Rana Smith, the president of Chimp Haven, the national chimpanzee sanctuary in Keithville, La., which houses more than 300 retired chimps, said: “We simply don’t know if chimpanzees can contract the disease, but we are assuming they can since they are vulnerable to other respiratory diseases such as influenza.” There is also evidence from Chinese studies that some monkeys can contract the virus.
As have other organizations where humans are the concern, Chimp Haven has suspended staff meetings, parties, board meetings and other activities for 30 days. But they have also stopped public visits, and routine interactions among chimps and humans. That includes “physical examinations, social introductions and most training sessions for 30 days, and we’ve dialed up our protocols for disinfecting work spaces, boots, uniforms, etc.,” Ms. Smith said. A transfer of chimps to the sanctuary for March has been postponed.
Other sanctuaries are taking similar actions.
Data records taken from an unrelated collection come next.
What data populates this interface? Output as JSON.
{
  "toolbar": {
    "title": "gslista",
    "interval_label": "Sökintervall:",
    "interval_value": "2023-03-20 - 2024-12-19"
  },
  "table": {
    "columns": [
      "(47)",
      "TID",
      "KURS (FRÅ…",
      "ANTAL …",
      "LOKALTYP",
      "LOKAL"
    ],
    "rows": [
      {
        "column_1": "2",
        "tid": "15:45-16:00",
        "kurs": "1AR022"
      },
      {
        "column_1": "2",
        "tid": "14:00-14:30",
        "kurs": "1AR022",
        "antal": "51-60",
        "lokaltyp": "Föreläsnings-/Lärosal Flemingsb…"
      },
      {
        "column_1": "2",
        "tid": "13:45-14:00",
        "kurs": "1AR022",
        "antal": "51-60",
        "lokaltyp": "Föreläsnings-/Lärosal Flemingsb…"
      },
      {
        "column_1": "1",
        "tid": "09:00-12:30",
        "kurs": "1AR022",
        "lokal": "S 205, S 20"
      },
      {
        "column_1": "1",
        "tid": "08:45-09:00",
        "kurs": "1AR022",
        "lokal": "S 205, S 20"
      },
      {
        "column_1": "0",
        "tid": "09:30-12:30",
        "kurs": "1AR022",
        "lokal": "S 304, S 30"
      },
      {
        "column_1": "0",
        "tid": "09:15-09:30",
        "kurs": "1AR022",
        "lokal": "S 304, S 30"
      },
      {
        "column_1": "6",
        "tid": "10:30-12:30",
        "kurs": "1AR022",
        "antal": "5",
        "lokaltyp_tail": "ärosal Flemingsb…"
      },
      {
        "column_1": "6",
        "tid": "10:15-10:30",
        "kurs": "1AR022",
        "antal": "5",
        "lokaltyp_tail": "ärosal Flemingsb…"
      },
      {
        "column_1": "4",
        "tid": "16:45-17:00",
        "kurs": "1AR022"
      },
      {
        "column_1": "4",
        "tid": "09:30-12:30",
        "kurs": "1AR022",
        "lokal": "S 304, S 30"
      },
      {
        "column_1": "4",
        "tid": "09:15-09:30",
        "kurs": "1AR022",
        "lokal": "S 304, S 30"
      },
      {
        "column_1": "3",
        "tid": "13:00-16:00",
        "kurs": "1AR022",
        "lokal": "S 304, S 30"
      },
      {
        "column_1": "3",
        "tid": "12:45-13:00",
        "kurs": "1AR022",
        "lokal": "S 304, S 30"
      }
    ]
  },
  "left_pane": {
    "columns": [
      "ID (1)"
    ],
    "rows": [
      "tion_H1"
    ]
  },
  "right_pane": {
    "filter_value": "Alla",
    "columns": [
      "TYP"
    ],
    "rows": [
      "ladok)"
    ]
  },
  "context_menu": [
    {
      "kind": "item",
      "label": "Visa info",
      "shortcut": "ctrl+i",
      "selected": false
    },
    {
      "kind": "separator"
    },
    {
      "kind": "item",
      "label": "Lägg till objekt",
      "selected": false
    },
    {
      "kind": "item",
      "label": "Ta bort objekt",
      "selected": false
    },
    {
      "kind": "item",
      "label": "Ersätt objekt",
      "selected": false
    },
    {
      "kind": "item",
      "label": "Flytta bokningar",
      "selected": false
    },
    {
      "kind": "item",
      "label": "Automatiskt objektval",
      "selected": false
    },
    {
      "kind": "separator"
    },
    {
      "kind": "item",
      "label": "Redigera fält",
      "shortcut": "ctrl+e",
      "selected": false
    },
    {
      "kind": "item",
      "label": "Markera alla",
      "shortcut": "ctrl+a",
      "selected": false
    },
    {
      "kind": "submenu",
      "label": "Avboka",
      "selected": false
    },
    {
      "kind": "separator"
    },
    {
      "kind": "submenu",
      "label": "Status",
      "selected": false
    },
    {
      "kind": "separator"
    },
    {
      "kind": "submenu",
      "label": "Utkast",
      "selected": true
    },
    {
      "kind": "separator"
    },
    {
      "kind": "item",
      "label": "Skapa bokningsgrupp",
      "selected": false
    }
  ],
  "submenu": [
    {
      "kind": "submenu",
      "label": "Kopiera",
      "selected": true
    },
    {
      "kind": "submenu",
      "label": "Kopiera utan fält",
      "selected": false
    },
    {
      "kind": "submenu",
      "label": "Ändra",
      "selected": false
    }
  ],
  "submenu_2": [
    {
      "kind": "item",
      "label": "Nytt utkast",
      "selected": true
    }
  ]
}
Erika Fleury, program director at the North American Primate Sanctuary Alliance, said the sanctuaries in her organization, which all set their own policies, are “increasing precautions in order to not only protect the primates in their care, but also all the humans working at the organization.” The sanctuaries have more than 430 chimpanzees in all.
They have canceled public events and tours for the near future, and are cutting down on all human interaction with chimpanzees.